What's needed is a word-for-word retyping of the entries below, pictures omitted.
# # # #
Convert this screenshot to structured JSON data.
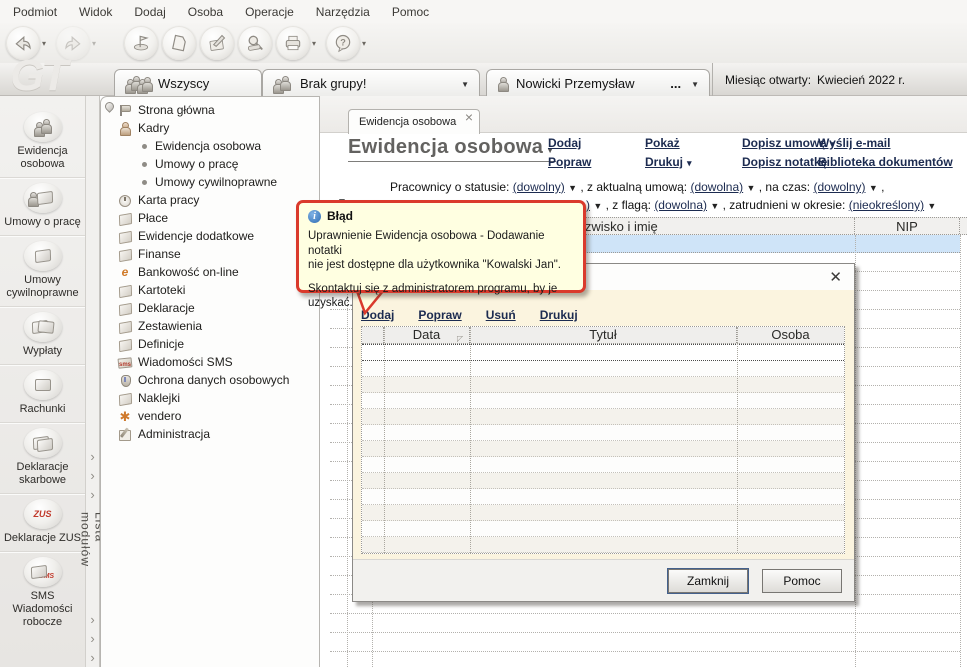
{
  "menu": {
    "items": [
      "Podmiot",
      "Widok",
      "Dodaj",
      "Osoba",
      "Operacje",
      "Narzędzia",
      "Pomoc"
    ]
  },
  "toolbar": {
    "buttons": [
      {
        "icon": "nav-back-icon",
        "dropdown": true,
        "disabled": false
      },
      {
        "icon": "nav-forward-icon",
        "dropdown": true,
        "disabled": true
      },
      {
        "icon": "flag-icon",
        "dropdown": false,
        "disabled": false
      },
      {
        "icon": "new-document-icon",
        "dropdown": false,
        "disabled": false
      },
      {
        "icon": "edit-icon",
        "dropdown": false,
        "disabled": false
      },
      {
        "icon": "search-icon",
        "dropdown": false,
        "disabled": false
      },
      {
        "icon": "print-icon",
        "dropdown": true,
        "disabled": false
      },
      {
        "icon": "help-icon",
        "dropdown": true,
        "disabled": false
      }
    ]
  },
  "header": {
    "logo": "GT",
    "tab_all_group": "Wszyscy",
    "tab_no_group": "Brak grupy!",
    "tab_person": "Nowicki Przemysław",
    "tab_person_ellipsis": "...",
    "month_label": "Miesiąc otwarty:",
    "month_value": "Kwiecień 2022 r."
  },
  "modules": {
    "panel_label": "Lista modułów",
    "items": [
      {
        "label": "Ewidencja osobowa",
        "icon": "people-icon"
      },
      {
        "label": "Umowy o pracę",
        "icon": "person-document-icon"
      },
      {
        "label": "Umowy cywilnoprawne",
        "icon": "document-icon"
      },
      {
        "label": "Wypłaty",
        "icon": "envelopes-icon"
      },
      {
        "label": "Rachunki",
        "icon": "envelope-icon"
      },
      {
        "label": "Deklaracje skarbowe",
        "icon": "documents-icon"
      },
      {
        "label": "Deklaracje ZUS",
        "icon": "zus-icon",
        "badge": "ZUS"
      },
      {
        "label": "SMS Wiadomości robocze",
        "icon": "sms-icon",
        "badge": "SMS"
      }
    ]
  },
  "tree": {
    "items": [
      {
        "label": "Strona główna"
      },
      {
        "label": "Kadry"
      },
      {
        "label": "Ewidencja osobowa",
        "sub": true
      },
      {
        "label": "Umowy o pracę",
        "sub": true
      },
      {
        "label": "Umowy cywilnoprawne",
        "sub": true
      },
      {
        "label": "Karta pracy"
      },
      {
        "label": "Płace"
      },
      {
        "label": "Ewidencje dodatkowe"
      },
      {
        "label": "Finanse"
      },
      {
        "label": "Bankowość on-line"
      },
      {
        "label": "Kartoteki"
      },
      {
        "label": "Deklaracje"
      },
      {
        "label": "Zestawienia"
      },
      {
        "label": "Definicje"
      },
      {
        "label": "Wiadomości SMS"
      },
      {
        "label": "Ochrona danych osobowych"
      },
      {
        "label": "Naklejki"
      },
      {
        "label": "vendero"
      },
      {
        "label": "Administracja"
      }
    ]
  },
  "doc_tab": {
    "label": "Ewidencja osobowa"
  },
  "page": {
    "title": "Ewidencja osobowa"
  },
  "actions": {
    "dodaj": "Dodaj",
    "popraw": "Popraw",
    "pokaz": "Pokaż",
    "drukuj": "Drukuj",
    "dopisz_umowe": "Dopisz umowę",
    "dopisz_notatke": "Dopisz notatkę",
    "wyslij_email": "Wyślij e-mail",
    "biblioteka": "Biblioteka dokumentów"
  },
  "filters": {
    "status_label": "Pracownicy o statusie:",
    "status_value": "(dowolny)",
    "umowa_label": ", z aktualną umową:",
    "umowa_value": "(dowolna)",
    "naczas_label": ", na czas:",
    "naczas_value": "(dowolny)",
    "row1_trailing": ",",
    "row2_fragment": ")",
    "flaga_label": ", z flagą:",
    "flaga_value": "(dowolna)",
    "okres_label": ", zatrudnieni w okresie:",
    "okres_value": "(nieokreślony)"
  },
  "employee_table": {
    "columns": [
      "Nazwisko i imię",
      "NIP"
    ]
  },
  "tooltip": {
    "title": "Błąd",
    "line1": "Uprawnienie Ewidencja osobowa - Dodawanie notatki",
    "line2": "nie jest dostępne dla użytkownika \"Kowalski Jan\".",
    "line3": "Skontaktuj się z administratorem programu, by je uzyskać."
  },
  "modal": {
    "links": {
      "dodaj": "Dodaj",
      "popraw": "Popraw",
      "usun": "Usuń",
      "drukuj": "Drukuj"
    },
    "columns": [
      "Data",
      "Tytuł",
      "Osoba"
    ],
    "buttons": {
      "zamknij": "Zamknij",
      "pomoc": "Pomoc"
    }
  },
  "colors": {
    "link": "#1c2b50",
    "selection_row": "#cfe4f8",
    "tooltip_bg": "#ffffe1",
    "tooltip_border": "#da3a2c",
    "dialog_bg": "#fbf4df"
  }
}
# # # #
▶ _Task solution_
Convert this screenshot to structured JSON data.
{
  "menu": {
    "items": [
      "Podmiot",
      "Widok",
      "Dodaj",
      "Osoba",
      "Operacje",
      "Narzędzia",
      "Pomoc"
    ]
  },
  "toolbar": {
    "buttons": [
      {
        "icon": "nav-back-icon",
        "dropdown": true,
        "disabled": false
      },
      {
        "icon": "nav-forward-icon",
        "dropdown": true,
        "disabled": true
      },
      {
        "icon": "flag-icon",
        "dropdown": false,
        "disabled": false
      },
      {
        "icon": "new-document-icon",
        "dropdown": false,
        "disabled": false
      },
      {
        "icon": "edit-icon",
        "dropdown": false,
        "disabled": false
      },
      {
        "icon": "search-icon",
        "dropdown": false,
        "disabled": false
      },
      {
        "icon": "print-icon",
        "dropdown": true,
        "disabled": false
      },
      {
        "icon": "help-icon",
        "dropdown": true,
        "disabled": false
      }
    ]
  },
  "header": {
    "logo": "GT",
    "tab_all_group": "Wszyscy",
    "tab_no_group": "Brak grupy!",
    "tab_person": "Nowicki Przemysław",
    "tab_person_ellipsis": "...",
    "month_label": "Miesiąc otwarty:",
    "month_value": "Kwiecień 2022 r."
  },
  "modules": {
    "panel_label": "Lista modułów",
    "items": [
      {
        "label": "Ewidencja osobowa",
        "icon": "people-icon"
      },
      {
        "label": "Umowy o pracę",
        "icon": "person-document-icon"
      },
      {
        "label": "Umowy cywilnoprawne",
        "icon": "document-icon"
      },
      {
        "label": "Wypłaty",
        "icon": "envelopes-icon"
      },
      {
        "label": "Rachunki",
        "icon": "envelope-icon"
      },
      {
        "label": "Deklaracje skarbowe",
        "icon": "documents-icon"
      },
      {
        "label": "Deklaracje ZUS",
        "icon": "zus-icon",
        "badge": "ZUS"
      },
      {
        "label": "SMS Wiadomości robocze",
        "icon": "sms-icon",
        "badge": "SMS"
      }
    ]
  },
  "tree": {
    "items": [
      {
        "label": "Strona główna"
      },
      {
        "label": "Kadry"
      },
      {
        "label": "Ewidencja osobowa",
        "sub": true
      },
      {
        "label": "Umowy o pracę",
        "sub": true
      },
      {
        "label": "Umowy cywilnoprawne",
        "sub": true
      },
      {
        "label": "Karta pracy"
      },
      {
        "label": "Płace"
      },
      {
        "label": "Ewidencje dodatkowe"
      },
      {
        "label": "Finanse"
      },
      {
        "label": "Bankowość on-line"
      },
      {
        "label": "Kartoteki"
      },
      {
        "label": "Deklaracje"
      },
      {
        "label": "Zestawienia"
      },
      {
        "label": "Definicje"
      },
      {
        "label": "Wiadomości SMS"
      },
      {
        "label": "Ochrona danych osobowych"
      },
      {
        "label": "Naklejki"
      },
      {
        "label": "vendero"
      },
      {
        "label": "Administracja"
      }
    ]
  },
  "doc_tab": {
    "label": "Ewidencja osobowa"
  },
  "page": {
    "title": "Ewidencja osobowa"
  },
  "actions": {
    "dodaj": "Dodaj",
    "popraw": "Popraw",
    "pokaz": "Pokaż",
    "drukuj": "Drukuj",
    "dopisz_umowe": "Dopisz umowę",
    "dopisz_notatke": "Dopisz notatkę",
    "wyslij_email": "Wyślij e-mail",
    "biblioteka": "Biblioteka dokumentów"
  },
  "filters": {
    "status_label": "Pracownicy o statusie:",
    "status_value": "(dowolny)",
    "umowa_label": ", z aktualną umową:",
    "umowa_value": "(dowolna)",
    "naczas_label": ", na czas:",
    "naczas_value": "(dowolny)",
    "row1_trailing": ",",
    "row2_fragment": ")",
    "flaga_label": ", z flagą:",
    "flaga_value": "(dowolna)",
    "okres_label": ", zatrudnieni w okresie:",
    "okres_value": "(nieokreślony)"
  },
  "employee_table": {
    "columns": [
      "Nazwisko i imię",
      "NIP"
    ]
  },
  "tooltip": {
    "title": "Błąd",
    "line1": "Uprawnienie Ewidencja osobowa - Dodawanie notatki",
    "line2": "nie jest dostępne dla użytkownika \"Kowalski Jan\".",
    "line3": "Skontaktuj się z administratorem programu, by je uzyskać."
  },
  "modal": {
    "links": {
      "dodaj": "Dodaj",
      "popraw": "Popraw",
      "usun": "Usuń",
      "drukuj": "Drukuj"
    },
    "columns": [
      "Data",
      "Tytuł",
      "Osoba"
    ],
    "buttons": {
      "zamknij": "Zamknij",
      "pomoc": "Pomoc"
    }
  },
  "colors": {
    "link": "#1c2b50",
    "selection_row": "#cfe4f8",
    "tooltip_bg": "#ffffe1",
    "tooltip_border": "#da3a2c",
    "dialog_bg": "#fbf4df"
  }
}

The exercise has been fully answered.